It’s been almost two and a half years since my 26th birthday dinner, while I’ve not yet been able to adopt the Vietnamese way of telling things like they are (probably due to my 25 years of pre-Asia preconditioned “politeness.”)  I’ve come to accept and even appreciate the honesty, finding it refreshing.  It’s made me realize that foreigners are sensitive to the point of ridiculousness, getting hugely insulted by the smallest thing.  Offending a foreigner is easy, just say something that isn’t a compliment.  We need to be coddled, told that we’re wonderful, beautiful, and smart.
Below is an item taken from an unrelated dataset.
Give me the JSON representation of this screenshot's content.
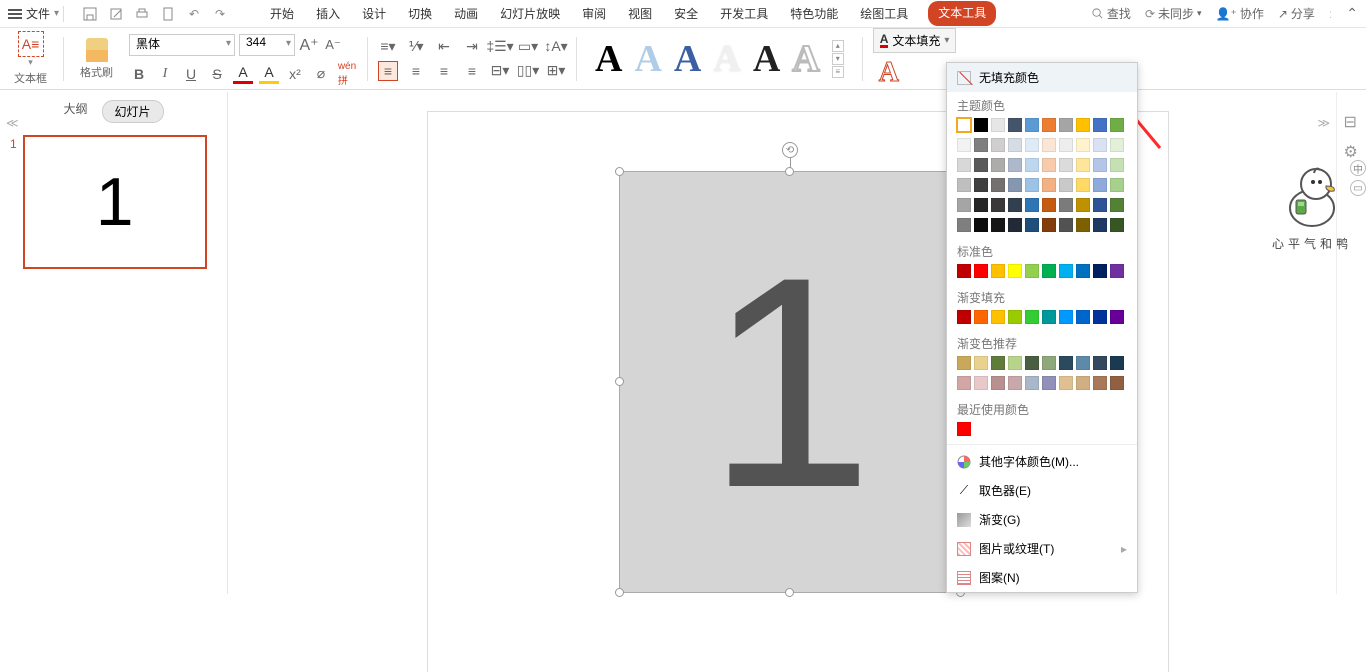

We even have to use words like “feedback” instead of “criticism” and start sentences with compliments before we approach an unpleasant subject. Example: “You are such a hard worker, with a lot of enthusiasm but your writing needs improvement.” Or: “I like your dress, I’ve just seen you look better.” Even showered with compliments (and still not staying what we really mean:  why can’t we just say, “Your writing is boring” and “your dress is ugly?”) a lot foreigners will still think you’re being “mean.”

Perhaps we foreigners are too concerned with things looking nice or sounding good, rather than the truth. We ask each other how we look to feel better about ourselves, lapping up compliments even if they’re insincere, knowing full well that if someone told us something we didn’t like, that’d we’d be upset and angry with them. However, the fact is that sometimes we DO look ugly, or HAVE gained weight and we need to be able to accept these realities.  Maybe we are afraid of the truth and prefer to pretend like things are how we want them to be, rather than how we are.  As tough as we think we are, we crumble too easily.

Even though I have embraced the Vietnamese straightforwardness, valuing it greatly, it still, at times, can hurt my feelings. No matter how much I understand the cultural differences between my country and Vietnam, I will never be happy to hear that I look “much more beautiful with makeup” or that I’ve put on a few pounds…(however I am grateful to my friend Ha for informing me that I should never wear a certain pair of jeans again. I gave them away immediately.) Living in Vietnam, we don’t need mirrors. The people around us act as our mirrors, always telling us EXACTLY how we look, whether we like it or not.